== Work order ==
Restate the entries word for word, omitting nothing.

== Data shown ==

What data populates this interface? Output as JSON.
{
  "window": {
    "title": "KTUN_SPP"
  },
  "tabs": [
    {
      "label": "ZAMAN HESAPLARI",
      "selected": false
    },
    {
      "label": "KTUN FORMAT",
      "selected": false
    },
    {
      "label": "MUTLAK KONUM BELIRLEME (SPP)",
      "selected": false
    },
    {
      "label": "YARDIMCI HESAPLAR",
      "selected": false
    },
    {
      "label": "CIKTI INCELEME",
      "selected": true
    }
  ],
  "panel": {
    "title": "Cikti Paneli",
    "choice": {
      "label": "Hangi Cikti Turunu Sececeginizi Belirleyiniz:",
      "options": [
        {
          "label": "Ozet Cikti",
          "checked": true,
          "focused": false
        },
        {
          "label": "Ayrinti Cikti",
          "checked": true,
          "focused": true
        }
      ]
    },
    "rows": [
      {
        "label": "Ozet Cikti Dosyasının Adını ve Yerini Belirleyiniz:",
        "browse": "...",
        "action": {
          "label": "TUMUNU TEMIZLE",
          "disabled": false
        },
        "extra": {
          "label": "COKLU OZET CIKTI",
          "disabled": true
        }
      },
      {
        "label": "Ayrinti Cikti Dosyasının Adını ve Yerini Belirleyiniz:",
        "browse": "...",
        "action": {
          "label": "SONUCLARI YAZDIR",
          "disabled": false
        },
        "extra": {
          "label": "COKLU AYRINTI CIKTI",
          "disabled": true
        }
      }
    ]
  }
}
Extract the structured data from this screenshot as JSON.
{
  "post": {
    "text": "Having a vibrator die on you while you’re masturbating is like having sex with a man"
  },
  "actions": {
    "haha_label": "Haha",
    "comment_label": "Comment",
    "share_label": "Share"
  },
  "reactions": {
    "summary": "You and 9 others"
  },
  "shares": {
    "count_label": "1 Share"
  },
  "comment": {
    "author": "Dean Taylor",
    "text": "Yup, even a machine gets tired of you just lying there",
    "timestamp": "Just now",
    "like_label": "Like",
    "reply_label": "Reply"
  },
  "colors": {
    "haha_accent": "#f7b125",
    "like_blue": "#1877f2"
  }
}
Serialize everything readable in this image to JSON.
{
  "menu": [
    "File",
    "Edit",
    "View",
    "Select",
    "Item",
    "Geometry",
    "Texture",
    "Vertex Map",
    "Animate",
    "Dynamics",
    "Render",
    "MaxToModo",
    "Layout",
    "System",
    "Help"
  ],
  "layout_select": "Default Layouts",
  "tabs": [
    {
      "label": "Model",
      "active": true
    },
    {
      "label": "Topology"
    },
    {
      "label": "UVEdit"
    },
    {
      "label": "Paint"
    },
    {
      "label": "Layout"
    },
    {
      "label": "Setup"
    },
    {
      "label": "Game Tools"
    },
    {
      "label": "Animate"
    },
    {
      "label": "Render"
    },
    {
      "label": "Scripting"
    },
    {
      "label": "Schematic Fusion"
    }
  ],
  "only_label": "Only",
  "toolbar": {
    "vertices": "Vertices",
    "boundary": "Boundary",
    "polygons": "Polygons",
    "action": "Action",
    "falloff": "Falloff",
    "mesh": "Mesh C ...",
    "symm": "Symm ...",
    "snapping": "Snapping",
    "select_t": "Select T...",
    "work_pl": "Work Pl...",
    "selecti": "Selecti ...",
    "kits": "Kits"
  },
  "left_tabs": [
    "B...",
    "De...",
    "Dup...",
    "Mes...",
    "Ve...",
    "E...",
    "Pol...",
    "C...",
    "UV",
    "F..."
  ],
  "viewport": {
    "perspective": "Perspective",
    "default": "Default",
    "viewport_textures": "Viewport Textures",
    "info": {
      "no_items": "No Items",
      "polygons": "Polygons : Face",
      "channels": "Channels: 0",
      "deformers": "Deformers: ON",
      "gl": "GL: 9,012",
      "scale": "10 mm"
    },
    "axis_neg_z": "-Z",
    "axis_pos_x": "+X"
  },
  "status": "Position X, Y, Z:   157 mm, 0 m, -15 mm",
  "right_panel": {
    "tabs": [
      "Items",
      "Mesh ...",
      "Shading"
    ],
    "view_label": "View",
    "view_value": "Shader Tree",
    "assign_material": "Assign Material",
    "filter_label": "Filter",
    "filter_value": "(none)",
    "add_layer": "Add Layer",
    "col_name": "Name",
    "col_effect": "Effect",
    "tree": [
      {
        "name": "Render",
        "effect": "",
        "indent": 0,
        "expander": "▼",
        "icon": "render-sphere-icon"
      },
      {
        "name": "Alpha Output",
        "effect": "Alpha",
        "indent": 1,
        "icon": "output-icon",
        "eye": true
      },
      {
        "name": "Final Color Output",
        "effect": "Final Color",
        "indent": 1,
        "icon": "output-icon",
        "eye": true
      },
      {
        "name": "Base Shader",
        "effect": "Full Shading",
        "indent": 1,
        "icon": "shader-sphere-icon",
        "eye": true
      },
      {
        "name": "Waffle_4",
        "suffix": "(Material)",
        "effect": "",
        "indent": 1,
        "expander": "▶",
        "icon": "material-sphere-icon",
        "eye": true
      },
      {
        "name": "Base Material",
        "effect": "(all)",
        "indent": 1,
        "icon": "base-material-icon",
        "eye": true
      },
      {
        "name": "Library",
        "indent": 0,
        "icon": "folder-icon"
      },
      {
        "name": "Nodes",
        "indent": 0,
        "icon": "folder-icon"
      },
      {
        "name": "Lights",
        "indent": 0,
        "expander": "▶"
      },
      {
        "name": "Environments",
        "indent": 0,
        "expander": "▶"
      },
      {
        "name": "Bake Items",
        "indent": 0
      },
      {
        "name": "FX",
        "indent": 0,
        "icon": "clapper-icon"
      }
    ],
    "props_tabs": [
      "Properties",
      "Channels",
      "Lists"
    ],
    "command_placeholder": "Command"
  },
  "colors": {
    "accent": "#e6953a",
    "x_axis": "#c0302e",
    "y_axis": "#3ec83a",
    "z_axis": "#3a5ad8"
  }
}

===

== Completed exercise ==
What data populates this interface? Output as JSON.
{
  "window": {
    "title": "KTUN_SPP"
  },
  "tabs": [
    {
      "label": "ZAMAN HESAPLARI",
      "selected": false
    },
    {
      "label": "KTUN FORMAT",
      "selected": false
    },
    {
      "label": "MUTLAK KONUM BELIRLEME (SPP)",
      "selected": false
    },
    {
      "label": "YARDIMCI HESAPLAR",
      "selected": false
    },
    {
      "label": "CIKTI INCELEME",
      "selected": true
    }
  ],
  "panel": {
    "title": "Cikti Paneli",
    "choice": {
      "label": "Hangi Cikti Turunu Sececeginizi Belirleyiniz:",
      "options": [
        {
          "label": "Ozet Cikti",
          "checked": true,
          "focused": false
        },
        {
          "label": "Ayrinti Cikti",
          "checked": true,
          "focused": true
        }
      ]
    },
    "rows": [
      {
        "label": "Ozet Cikti Dosyasının Adını ve Yerini Belirleyiniz:",
        "browse": "...",
        "action": {
          "label": "TUMUNU TEMIZLE",
          "disabled": false
        },
        "extra": {
          "label": "COKLU OZET CIKTI",
          "disabled": true
        }
      },
      {
        "label": "Ayrinti Cikti Dosyasının Adını ve Yerini Belirleyiniz:",
        "browse": "...",
        "action": {
          "label": "SONUCLARI YAZDIR",
          "disabled": false
        },
        "extra": {
          "label": "COKLU AYRINTI CIKTI",
          "disabled": true
        }
      }
    ]
  }
}
Extract the structured data from this screenshot as JSON.
{
  "post": {
    "text": "Having a vibrator die on you while you’re masturbating is like having sex with a man"
  },
  "actions": {
    "haha_label": "Haha",
    "comment_label": "Comment",
    "share_label": "Share"
  },
  "reactions": {
    "summary": "You and 9 others"
  },
  "shares": {
    "count_label": "1 Share"
  },
  "comment": {
    "author": "Dean Taylor",
    "text": "Yup, even a machine gets tired of you just lying there",
    "timestamp": "Just now",
    "like_label": "Like",
    "reply_label": "Reply"
  },
  "colors": {
    "haha_accent": "#f7b125",
    "like_blue": "#1877f2"
  }
}
Serialize everything readable in this image to JSON.
{
  "menu": [
    "File",
    "Edit",
    "View",
    "Select",
    "Item",
    "Geometry",
    "Texture",
    "Vertex Map",
    "Animate",
    "Dynamics",
    "Render",
    "MaxToModo",
    "Layout",
    "System",
    "Help"
  ],
  "layout_select": "Default Layouts",
  "tabs": [
    {
      "label": "Model",
      "active": true
    },
    {
      "label": "Topology"
    },
    {
      "label": "UVEdit"
    },
    {
      "label": "Paint"
    },
    {
      "label": "Layout"
    },
    {
      "label": "Setup"
    },
    {
      "label": "Game Tools"
    },
    {
      "label": "Animate"
    },
    {
      "label": "Render"
    },
    {
      "label": "Scripting"
    },
    {
      "label": "Schematic Fusion"
    }
  ],
  "only_label": "Only",
  "toolbar": {
    "vertices": "Vertices",
    "boundary": "Boundary",
    "polygons": "Polygons",
    "action": "Action",
    "falloff": "Falloff",
    "mesh": "Mesh C ...",
    "symm": "Symm ...",
    "snapping": "Snapping",
    "select_t": "Select T...",
    "work_pl": "Work Pl...",
    "selecti": "Selecti ...",
    "kits": "Kits"
  },
  "left_tabs": [
    "B...",
    "De...",
    "Dup...",
    "Mes...",
    "Ve...",
    "E...",
    "Pol...",
    "C...",
    "UV",
    "F..."
  ],
  "viewport": {
    "perspective": "Perspective",
    "default": "Default",
    "viewport_textures": "Viewport Textures",
    "info": {
      "no_items": "No Items",
      "polygons": "Polygons : Face",
      "channels": "Channels: 0",
      "deformers": "Deformers: ON",
      "gl": "GL: 9,012",
      "scale": "10 mm"
    },
    "axis_neg_z": "-Z",
    "axis_pos_x": "+X"
  },
  "status": "Position X, Y, Z:   157 mm, 0 m, -15 mm",
  "right_panel": {
    "tabs": [
      "Items",
      "Mesh ...",
      "Shading"
    ],
    "view_label": "View",
    "view_value": "Shader Tree",
    "assign_material": "Assign Material",
    "filter_label": "Filter",
    "filter_value": "(none)",
    "add_layer": "Add Layer",
    "col_name": "Name",
    "col_effect": "Effect",
    "tree": [
      {
        "name": "Render",
        "effect": "",
        "indent": 0,
        "expander": "▼",
        "icon": "render-sphere-icon"
      },
      {
        "name": "Alpha Output",
        "effect": "Alpha",
        "indent": 1,
        "icon": "output-icon",
        "eye": true
      },
      {
        "name": "Final Color Output",
        "effect": "Final Color",
        "indent": 1,
        "icon": "output-icon",
        "eye": true
      },
      {
        "name": "Base Shader",
        "effect": "Full Shading",
        "indent": 1,
        "icon": "shader-sphere-icon",
        "eye": true
      },
      {
        "name": "Waffle_4",
        "suffix": "(Material)",
        "effect": "",
        "indent": 1,
        "expander": "▶",
        "icon": "material-sphere-icon",
        "eye": true
      },
      {
        "name": "Base Material",
        "effect": "(all)",
        "indent": 1,
        "icon": "base-material-icon",
        "eye": true
      },
      {
        "name": "Library",
        "indent": 0,
        "icon": "folder-icon"
      },
      {
        "name": "Nodes",
        "indent": 0,
        "icon": "folder-icon"
      },
      {
        "name": "Lights",
        "indent": 0,
        "expander": "▶"
      },
      {
        "name": "Environments",
        "indent": 0,
        "expander": "▶"
      },
      {
        "name": "Bake Items",
        "indent": 0
      },
      {
        "name": "FX",
        "indent": 0,
        "icon": "clapper-icon"
      }
    ],
    "props_tabs": [
      "Properties",
      "Channels",
      "Lists"
    ],
    "command_placeholder": "Command"
  },
  "colors": {
    "accent": "#e6953a",
    "x_axis": "#c0302e",
    "y_axis": "#3ec83a",
    "z_axis": "#3a5ad8"
  }
}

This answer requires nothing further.